**What this task involves**
From the records below, copy out each line that has the word "Google".

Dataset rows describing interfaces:
══════════════════════════════

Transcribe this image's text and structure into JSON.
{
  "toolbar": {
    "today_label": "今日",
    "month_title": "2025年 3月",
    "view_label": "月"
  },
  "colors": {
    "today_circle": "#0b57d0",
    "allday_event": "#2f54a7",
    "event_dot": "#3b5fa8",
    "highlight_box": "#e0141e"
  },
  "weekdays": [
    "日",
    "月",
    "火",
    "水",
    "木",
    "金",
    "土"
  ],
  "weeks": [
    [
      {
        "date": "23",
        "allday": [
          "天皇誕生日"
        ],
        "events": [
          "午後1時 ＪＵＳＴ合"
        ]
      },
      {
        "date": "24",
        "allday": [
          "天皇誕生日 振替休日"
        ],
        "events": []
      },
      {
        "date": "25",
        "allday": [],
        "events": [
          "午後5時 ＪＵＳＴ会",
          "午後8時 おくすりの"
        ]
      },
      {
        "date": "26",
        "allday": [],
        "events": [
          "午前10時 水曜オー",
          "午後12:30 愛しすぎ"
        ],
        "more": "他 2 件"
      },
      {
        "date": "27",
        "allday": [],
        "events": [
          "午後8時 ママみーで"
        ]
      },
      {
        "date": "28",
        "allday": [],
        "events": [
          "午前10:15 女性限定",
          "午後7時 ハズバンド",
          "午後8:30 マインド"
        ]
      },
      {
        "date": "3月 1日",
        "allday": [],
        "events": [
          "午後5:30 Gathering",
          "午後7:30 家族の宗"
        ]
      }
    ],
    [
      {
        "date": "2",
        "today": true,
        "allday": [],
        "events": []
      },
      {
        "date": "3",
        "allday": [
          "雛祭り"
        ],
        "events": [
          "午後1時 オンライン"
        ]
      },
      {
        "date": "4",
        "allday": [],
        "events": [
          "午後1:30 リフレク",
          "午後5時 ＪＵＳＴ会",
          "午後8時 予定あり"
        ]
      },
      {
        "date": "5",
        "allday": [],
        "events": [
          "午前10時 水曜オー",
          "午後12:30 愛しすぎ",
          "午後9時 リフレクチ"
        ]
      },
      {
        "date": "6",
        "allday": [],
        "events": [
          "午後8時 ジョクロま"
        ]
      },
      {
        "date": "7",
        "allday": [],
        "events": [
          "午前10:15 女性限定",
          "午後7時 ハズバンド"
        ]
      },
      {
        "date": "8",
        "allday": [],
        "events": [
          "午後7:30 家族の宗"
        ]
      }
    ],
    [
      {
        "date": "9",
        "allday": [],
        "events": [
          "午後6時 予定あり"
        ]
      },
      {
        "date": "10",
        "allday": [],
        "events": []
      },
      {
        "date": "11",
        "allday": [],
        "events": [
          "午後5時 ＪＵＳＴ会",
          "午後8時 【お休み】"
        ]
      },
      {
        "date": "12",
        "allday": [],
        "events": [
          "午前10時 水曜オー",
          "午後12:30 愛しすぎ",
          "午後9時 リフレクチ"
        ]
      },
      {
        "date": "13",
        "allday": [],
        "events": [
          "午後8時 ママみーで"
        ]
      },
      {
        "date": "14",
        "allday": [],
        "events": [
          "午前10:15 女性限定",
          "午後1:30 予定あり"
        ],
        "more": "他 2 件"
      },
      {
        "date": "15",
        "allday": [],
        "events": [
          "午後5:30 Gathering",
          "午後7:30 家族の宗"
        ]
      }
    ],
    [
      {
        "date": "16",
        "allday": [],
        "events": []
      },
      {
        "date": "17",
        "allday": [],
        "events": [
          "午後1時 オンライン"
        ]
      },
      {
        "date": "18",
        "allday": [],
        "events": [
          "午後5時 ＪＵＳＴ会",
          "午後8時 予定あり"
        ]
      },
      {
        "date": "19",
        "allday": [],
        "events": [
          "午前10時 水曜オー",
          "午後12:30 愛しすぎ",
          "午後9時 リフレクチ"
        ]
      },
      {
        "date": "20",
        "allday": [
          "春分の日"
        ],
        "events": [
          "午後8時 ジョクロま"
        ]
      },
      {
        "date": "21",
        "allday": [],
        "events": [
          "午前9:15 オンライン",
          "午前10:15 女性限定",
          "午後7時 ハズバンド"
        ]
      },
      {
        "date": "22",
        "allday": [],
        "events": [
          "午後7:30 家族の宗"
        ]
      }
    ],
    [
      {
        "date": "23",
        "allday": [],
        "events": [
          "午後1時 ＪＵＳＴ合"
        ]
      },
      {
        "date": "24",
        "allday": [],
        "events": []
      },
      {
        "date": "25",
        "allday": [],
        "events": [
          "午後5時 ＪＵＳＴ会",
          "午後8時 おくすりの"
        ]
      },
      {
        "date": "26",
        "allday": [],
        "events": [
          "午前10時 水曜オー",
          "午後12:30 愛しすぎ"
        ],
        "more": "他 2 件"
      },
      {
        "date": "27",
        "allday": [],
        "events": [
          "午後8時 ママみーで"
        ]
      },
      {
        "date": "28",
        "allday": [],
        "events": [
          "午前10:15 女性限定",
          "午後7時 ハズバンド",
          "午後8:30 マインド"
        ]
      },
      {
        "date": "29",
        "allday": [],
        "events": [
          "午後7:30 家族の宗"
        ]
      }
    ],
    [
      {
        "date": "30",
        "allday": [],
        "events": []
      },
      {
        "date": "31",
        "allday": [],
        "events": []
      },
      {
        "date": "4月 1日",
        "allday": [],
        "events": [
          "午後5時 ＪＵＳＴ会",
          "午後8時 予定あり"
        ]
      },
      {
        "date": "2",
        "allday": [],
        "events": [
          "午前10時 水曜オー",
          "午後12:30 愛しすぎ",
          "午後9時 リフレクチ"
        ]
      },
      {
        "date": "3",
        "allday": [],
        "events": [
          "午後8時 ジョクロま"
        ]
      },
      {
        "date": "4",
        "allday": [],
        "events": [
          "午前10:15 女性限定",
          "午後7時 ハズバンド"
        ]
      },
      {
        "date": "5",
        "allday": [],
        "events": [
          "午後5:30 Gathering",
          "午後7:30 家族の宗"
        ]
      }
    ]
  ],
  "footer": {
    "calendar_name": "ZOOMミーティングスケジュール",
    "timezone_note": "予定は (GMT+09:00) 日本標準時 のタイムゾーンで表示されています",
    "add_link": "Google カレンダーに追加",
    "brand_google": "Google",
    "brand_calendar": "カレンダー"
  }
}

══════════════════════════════

**Written reply**
    "add_link": "Google カレンダーに追加",
    "brand_google": "Google",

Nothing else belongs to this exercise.